Cellular effects of deoxynojirimycin analogues: uptake, retention and inhibition of glycosphingolipid biosynthesis.
Mellor HR., Neville DC., Harvey DJ., Platt FM., Dwek RA., Butters TD.
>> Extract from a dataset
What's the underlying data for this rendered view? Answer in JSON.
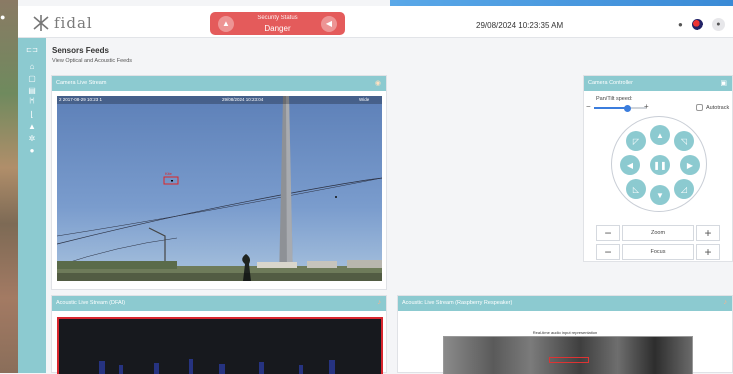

Deoxynojirimycin (DNJ) analogues are inhibitors of ceramide glucosyltransferase (CGT), which catalyses the first step in the glucosphingolipid (GSL) biosynthetic pathway. We have synthesized a series of DNJ analogues to study the contribution of N-alk(en)yl side chains (C4, C9 or C18) to the behaviour of these analogues in cultured HL60 cells. When cells were treated for 16 h at non-cytotoxic concentrations of inhibitor, a 40-50% decrease in GSL levels was measured by HPLC analysis of GSL-derived oligosaccharides following ceramide glycanase digestion of GSL and 2-aminobenzamide labelling of the released oligosaccharides. Using a novel technique for short-term [14C]galactose labelling of cellular GSL, we used compound inhibition of GSL biosynthesis as a marker for compound uptake into cells. Surprisingly, the uptake of all three of the DNJ analogues was extremely rapid and was not dependent upon the length of the N-alk(en)yl moiety. Compound uptake occurred in less than 1 min, as shown by the complete inhibition of GSL labelling in cells treated with all the DNJ analogues. Greatly increased cellular retention of N-cis-13-octadecenyl-DNJ was observed relative to the shorter-chain compounds, N-butyl-DNJ and N-nonyl-DNJ, as indicated by complete inhibition of CGT 24 h after removal of inhibitor from the culture medium. The present study further characterizes the properties of N-alk(en)ylated DNJs, and demonstrates that increasing the length of the side chain is a simple way of improving imino sugar retention and therefore inhibitory efficacy for CGT in cultured cells.